Task requirements |
The answer is all of the data, repeated exactly.

[Records from a data source]
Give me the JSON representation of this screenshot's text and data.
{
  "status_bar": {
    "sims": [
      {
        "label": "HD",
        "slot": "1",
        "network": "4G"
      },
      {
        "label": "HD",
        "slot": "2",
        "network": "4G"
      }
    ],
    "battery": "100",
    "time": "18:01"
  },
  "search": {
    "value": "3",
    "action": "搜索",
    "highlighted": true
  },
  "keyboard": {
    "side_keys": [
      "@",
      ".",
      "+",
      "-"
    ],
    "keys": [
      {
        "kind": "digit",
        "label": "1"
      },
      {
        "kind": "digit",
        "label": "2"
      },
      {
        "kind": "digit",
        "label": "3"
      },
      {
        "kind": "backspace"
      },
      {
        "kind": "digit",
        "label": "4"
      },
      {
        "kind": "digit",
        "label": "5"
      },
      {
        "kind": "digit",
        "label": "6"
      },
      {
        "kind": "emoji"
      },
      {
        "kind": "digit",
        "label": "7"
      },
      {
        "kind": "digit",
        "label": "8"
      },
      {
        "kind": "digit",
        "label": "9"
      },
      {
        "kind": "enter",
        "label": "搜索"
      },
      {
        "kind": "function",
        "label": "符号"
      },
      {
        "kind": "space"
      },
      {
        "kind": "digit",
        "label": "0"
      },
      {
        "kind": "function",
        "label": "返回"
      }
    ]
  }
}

Exercise response |
Give me the JSON representation of this screenshot's text and data.
{
  "status_bar": {
    "sims": [
      {
        "label": "HD",
        "slot": "1",
        "network": "4G"
      },
      {
        "label": "HD",
        "slot": "2",
        "network": "4G"
      }
    ],
    "battery": "100",
    "time": "18:01"
  },
  "search": {
    "value": "3",
    "action": "搜索",
    "highlighted": true
  },
  "keyboard": {
    "side_keys": [
      "@",
      ".",
      "+",
      "-"
    ],
    "keys": [
      {
        "kind": "digit",
        "label": "1"
      },
      {
        "kind": "digit",
        "label": "2"
      },
      {
        "kind": "digit",
        "label": "3"
      },
      {
        "kind": "backspace"
      },
      {
        "kind": "digit",
        "label": "4"
      },
      {
        "kind": "digit",
        "label": "5"
      },
      {
        "kind": "digit",
        "label": "6"
      },
      {
        "kind": "emoji"
      },
      {
        "kind": "digit",
        "label": "7"
      },
      {
        "kind": "digit",
        "label": "8"
      },
      {
        "kind": "digit",
        "label": "9"
      },
      {
        "kind": "enter",
        "label": "搜索"
      },
      {
        "kind": "function",
        "label": "符号"
      },
      {
        "kind": "space"
      },
      {
        "kind": "digit",
        "label": "0"
      },
      {
        "kind": "function",
        "label": "返回"
      }
    ]
  }
}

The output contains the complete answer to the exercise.